Russian President Vladimir Putin criticised the presence of foreign troops in Syria, saying they are there against the will of the Syrian government and are blocking the consolidation of the war-torn country. Putin was referring to hundreds of US troops stationed in eastern Syria and working with Kurdish-led fighters in battling the militant Islamic State group, as well as Turkish forces in northern Syria.
Speaking during a rare meeting in Moscow on Monday night with his Syrian counterpart Bashar Assad, he said the presence of the foreigners is illegal because they don't have permission to be there from the United Nations or Syria's government. Russia joined Syria's 10-year conflict in September 2015, when the Syrian military appeared close to collapse, and has since helped in tipping the balance of power in favor of Assad, whose forces now control much of the country. Hundreds of Russian troops are deployed across Syria and they also have a military air base along Syria's Mediterranean coast.
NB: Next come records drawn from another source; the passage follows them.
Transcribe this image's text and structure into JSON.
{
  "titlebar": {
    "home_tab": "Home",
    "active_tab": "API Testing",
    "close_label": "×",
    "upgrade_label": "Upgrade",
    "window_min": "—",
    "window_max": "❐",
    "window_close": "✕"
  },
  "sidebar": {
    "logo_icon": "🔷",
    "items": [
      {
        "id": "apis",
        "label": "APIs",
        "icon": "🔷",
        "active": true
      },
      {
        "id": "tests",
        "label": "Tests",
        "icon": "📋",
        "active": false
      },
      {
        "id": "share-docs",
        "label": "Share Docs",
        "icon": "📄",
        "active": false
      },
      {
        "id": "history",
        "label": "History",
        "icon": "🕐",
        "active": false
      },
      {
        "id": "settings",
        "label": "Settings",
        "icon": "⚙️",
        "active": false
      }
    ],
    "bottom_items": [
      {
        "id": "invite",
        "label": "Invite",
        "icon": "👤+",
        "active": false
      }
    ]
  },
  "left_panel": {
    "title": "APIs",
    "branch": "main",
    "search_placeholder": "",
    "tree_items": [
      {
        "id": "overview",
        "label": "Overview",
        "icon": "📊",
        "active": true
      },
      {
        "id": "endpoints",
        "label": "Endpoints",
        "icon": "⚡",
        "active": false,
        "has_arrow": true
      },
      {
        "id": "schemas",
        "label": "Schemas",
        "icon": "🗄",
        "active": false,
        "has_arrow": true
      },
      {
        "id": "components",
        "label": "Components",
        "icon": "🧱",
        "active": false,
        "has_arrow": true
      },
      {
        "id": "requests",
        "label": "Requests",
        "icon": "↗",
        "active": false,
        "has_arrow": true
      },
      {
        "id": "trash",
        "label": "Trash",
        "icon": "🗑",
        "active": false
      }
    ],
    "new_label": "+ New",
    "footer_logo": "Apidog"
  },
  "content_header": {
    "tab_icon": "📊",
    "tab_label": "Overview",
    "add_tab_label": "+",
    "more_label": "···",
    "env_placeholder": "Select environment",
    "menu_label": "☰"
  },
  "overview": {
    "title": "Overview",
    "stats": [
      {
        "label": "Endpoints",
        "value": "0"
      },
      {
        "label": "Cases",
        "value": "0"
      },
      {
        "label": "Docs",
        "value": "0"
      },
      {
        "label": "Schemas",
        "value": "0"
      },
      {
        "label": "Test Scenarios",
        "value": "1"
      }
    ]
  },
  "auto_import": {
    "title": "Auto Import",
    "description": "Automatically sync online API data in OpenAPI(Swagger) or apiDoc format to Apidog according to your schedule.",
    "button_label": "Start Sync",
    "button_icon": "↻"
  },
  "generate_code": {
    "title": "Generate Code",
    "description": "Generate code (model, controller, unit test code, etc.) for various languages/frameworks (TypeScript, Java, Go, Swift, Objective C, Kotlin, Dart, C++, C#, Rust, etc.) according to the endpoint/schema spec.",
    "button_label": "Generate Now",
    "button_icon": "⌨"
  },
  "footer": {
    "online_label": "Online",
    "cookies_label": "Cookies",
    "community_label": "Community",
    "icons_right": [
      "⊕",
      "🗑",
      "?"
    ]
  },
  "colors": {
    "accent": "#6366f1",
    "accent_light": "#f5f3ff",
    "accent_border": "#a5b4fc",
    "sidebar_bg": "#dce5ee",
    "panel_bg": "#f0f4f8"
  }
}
Assad and Putin discussed cooperation between their armies and ways to continue operations to gain control of the last rebel-held areas in Syria, state media in Damascus reported. It was the first meeting between the two allies since they held a summit in the Syrian capital in January last year. According to reports, Putin and Assad also discussed the political process in the war-torn country.
The two leaders discussed cooperation between their armies "in fighting terrorism and the continuation of liberating lands held by terrorists." Assad's government refers to all armed opposition groups as terrorists.
(With inputs from agencies)